* [Task description]:
In your copy of the data below, reproduce every entry exactly and omit the pictures.

Stored entries
★ ★ ★ ★ ★
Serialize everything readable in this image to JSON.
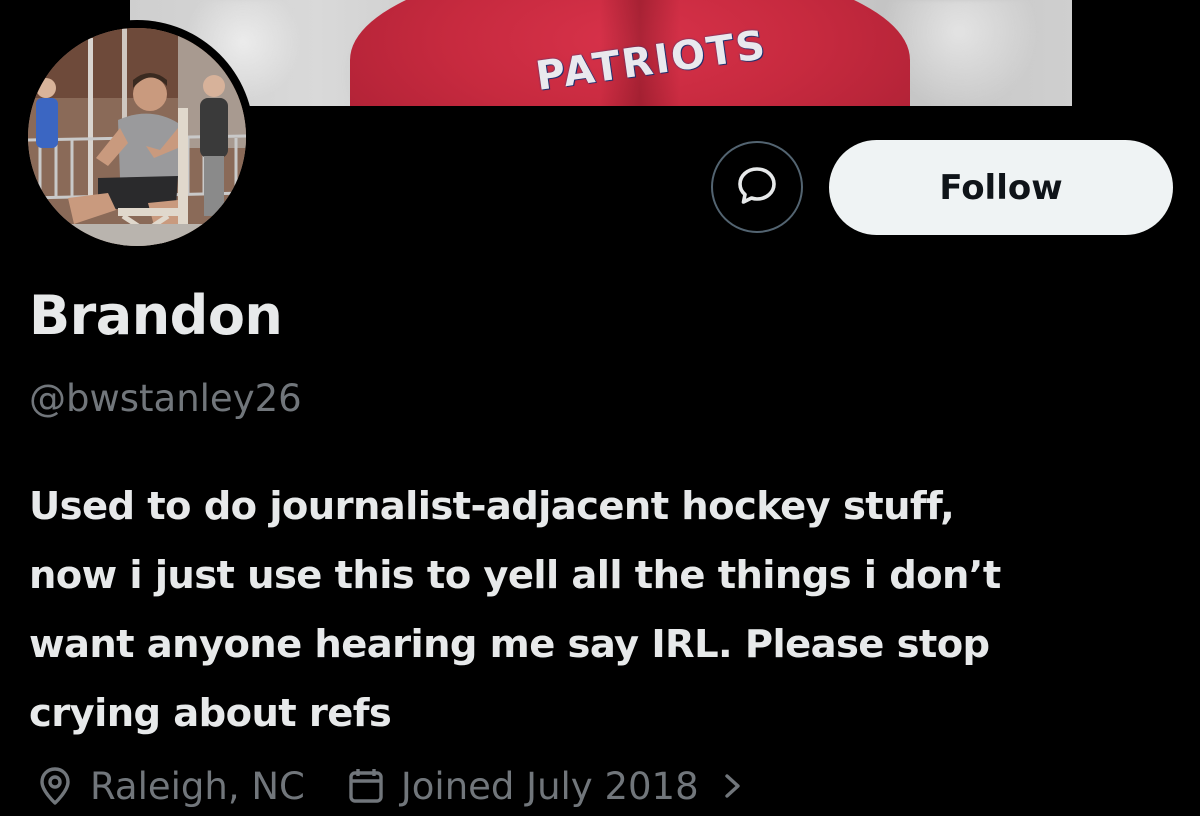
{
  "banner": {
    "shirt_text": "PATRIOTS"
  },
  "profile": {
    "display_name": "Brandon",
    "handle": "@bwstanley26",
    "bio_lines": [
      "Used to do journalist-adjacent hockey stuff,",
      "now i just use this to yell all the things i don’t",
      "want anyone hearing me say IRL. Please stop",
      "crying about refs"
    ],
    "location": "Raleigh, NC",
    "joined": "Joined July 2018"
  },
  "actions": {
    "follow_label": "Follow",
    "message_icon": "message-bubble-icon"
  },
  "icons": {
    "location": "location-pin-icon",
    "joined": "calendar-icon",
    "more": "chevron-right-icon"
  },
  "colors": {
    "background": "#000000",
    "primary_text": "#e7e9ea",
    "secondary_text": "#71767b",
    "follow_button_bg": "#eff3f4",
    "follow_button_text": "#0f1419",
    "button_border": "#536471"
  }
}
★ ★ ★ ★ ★
* [Response]:
Serialize everything readable in this image to JSON.
{
  "banner": {
    "shirt_text": "PATRIOTS"
  },
  "profile": {
    "display_name": "Brandon",
    "handle": "@bwstanley26",
    "bio_lines": [
      "Used to do journalist-adjacent hockey stuff,",
      "now i just use this to yell all the things i don’t",
      "want anyone hearing me say IRL. Please stop",
      "crying about refs"
    ],
    "location": "Raleigh, NC",
    "joined": "Joined July 2018"
  },
  "actions": {
    "follow_label": "Follow",
    "message_icon": "message-bubble-icon"
  },
  "icons": {
    "location": "location-pin-icon",
    "joined": "calendar-icon",
    "more": "chevron-right-icon"
  },
  "colors": {
    "background": "#000000",
    "primary_text": "#e7e9ea",
    "secondary_text": "#71767b",
    "follow_button_bg": "#eff3f4",
    "follow_button_text": "#0f1419",
    "button_border": "#536471"
  }
}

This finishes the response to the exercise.